Check each line of the entries. Copy the ones that contain the string "this".

========

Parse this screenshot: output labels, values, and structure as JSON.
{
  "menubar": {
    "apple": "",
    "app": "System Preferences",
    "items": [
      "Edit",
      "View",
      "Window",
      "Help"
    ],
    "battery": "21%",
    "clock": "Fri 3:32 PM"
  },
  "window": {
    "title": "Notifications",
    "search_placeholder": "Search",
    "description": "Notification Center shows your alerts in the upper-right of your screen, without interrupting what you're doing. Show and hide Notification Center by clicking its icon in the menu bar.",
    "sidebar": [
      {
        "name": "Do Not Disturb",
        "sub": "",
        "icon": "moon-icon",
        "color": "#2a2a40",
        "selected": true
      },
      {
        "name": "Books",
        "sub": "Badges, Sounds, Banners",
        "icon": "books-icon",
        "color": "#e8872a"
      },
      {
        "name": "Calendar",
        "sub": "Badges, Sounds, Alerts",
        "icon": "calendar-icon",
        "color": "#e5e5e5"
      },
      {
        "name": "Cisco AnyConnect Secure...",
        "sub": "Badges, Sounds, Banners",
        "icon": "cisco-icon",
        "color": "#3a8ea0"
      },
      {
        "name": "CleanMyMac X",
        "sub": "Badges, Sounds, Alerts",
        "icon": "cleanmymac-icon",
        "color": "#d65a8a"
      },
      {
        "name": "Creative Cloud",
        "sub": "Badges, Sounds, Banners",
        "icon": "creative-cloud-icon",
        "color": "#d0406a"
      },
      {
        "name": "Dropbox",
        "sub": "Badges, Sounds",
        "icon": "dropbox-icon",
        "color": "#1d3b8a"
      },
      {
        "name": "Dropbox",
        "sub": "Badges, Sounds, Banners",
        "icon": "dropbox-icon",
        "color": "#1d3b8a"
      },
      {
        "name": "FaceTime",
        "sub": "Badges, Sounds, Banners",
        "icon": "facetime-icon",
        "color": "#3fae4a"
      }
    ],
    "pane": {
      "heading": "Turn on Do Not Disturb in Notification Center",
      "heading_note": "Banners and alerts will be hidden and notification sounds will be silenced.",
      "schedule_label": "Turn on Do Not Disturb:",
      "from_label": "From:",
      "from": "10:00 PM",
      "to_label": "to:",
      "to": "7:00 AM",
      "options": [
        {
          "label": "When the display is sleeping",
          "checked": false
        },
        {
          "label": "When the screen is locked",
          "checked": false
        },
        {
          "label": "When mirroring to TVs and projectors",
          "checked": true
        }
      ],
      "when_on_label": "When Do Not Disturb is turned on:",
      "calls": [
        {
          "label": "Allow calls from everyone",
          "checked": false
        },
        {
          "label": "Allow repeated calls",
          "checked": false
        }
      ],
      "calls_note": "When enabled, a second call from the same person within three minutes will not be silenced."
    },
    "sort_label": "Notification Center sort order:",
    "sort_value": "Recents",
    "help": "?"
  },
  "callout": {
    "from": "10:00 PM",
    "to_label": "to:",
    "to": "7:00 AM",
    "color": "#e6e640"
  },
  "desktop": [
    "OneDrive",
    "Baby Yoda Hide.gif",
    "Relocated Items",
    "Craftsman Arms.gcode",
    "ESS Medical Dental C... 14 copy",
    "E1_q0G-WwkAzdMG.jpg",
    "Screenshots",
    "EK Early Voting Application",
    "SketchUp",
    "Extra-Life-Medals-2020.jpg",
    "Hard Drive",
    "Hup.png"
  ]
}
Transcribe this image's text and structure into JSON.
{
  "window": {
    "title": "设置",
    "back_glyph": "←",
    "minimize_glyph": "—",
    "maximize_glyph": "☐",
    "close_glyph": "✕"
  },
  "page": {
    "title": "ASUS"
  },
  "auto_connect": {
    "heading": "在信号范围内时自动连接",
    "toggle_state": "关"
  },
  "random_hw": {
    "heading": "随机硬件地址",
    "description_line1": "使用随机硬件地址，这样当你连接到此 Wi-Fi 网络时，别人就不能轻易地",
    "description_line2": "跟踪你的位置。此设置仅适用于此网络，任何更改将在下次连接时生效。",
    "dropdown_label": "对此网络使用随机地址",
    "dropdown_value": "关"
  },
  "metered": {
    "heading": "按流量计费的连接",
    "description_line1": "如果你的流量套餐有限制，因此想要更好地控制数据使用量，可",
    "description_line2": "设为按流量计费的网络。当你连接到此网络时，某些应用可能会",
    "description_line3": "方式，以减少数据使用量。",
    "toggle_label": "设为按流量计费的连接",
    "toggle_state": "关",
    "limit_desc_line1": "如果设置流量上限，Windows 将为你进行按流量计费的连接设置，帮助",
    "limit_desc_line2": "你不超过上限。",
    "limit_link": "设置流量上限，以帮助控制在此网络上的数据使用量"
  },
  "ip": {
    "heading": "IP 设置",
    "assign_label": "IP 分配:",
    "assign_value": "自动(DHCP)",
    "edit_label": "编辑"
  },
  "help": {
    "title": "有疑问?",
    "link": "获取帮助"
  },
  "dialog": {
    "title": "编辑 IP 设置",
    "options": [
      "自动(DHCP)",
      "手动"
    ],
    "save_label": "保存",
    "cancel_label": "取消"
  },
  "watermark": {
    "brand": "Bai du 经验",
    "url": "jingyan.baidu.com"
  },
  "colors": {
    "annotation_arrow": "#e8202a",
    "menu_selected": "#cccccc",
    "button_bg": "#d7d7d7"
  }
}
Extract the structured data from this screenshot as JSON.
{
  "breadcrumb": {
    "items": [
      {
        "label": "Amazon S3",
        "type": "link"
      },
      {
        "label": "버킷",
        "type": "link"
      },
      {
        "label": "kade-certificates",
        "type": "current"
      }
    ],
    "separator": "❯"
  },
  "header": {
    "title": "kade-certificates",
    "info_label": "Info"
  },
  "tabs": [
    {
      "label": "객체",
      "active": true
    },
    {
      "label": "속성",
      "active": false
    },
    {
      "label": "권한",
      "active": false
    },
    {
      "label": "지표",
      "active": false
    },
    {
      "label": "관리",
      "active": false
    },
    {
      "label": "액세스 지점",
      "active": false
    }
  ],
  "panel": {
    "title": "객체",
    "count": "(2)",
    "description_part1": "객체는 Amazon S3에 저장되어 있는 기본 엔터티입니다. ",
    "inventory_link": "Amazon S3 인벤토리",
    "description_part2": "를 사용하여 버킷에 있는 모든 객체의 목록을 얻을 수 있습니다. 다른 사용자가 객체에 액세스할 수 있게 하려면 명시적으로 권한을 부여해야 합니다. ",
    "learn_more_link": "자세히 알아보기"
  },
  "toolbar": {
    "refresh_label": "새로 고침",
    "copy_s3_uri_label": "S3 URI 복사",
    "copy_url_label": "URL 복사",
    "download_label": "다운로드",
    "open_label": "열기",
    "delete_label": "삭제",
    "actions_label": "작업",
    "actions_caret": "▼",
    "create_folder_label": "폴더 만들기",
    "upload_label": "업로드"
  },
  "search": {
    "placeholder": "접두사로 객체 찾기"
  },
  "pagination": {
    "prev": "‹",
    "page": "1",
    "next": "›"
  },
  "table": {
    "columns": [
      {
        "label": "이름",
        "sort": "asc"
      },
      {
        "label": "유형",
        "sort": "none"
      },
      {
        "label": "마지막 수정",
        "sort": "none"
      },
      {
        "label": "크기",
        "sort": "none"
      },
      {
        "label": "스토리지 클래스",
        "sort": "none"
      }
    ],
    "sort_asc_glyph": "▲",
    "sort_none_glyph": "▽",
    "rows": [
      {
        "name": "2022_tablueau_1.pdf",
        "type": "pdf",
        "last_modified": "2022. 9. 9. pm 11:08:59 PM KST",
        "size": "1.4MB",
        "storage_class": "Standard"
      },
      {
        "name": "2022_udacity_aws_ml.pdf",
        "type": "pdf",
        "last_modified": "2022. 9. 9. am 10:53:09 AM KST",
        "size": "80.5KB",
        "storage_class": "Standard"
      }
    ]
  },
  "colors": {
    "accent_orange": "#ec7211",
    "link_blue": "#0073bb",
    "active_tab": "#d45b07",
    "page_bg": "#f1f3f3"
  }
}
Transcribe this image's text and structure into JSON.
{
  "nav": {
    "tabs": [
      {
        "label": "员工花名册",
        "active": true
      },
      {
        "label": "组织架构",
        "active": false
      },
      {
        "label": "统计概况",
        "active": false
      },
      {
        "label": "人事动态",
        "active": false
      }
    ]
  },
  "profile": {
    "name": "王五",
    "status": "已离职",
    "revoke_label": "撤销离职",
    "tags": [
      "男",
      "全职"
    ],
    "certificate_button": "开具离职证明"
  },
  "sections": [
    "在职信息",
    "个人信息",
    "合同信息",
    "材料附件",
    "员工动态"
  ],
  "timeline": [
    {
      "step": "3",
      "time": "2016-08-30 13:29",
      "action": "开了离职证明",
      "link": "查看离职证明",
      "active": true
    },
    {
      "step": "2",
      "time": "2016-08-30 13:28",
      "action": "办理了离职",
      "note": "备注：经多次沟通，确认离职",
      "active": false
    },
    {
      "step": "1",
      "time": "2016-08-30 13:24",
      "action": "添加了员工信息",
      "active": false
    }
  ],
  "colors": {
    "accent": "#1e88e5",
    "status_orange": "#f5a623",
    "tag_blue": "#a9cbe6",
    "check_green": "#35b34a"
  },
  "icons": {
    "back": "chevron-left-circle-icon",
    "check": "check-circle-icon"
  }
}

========

## [Result]
Parse this screenshot: output labels, values, and structure as JSON.
Transcribe this image's text and structure into JSON.
Extract the structured data from this screenshot as JSON.
Transcribe this image's text and structure into JSON.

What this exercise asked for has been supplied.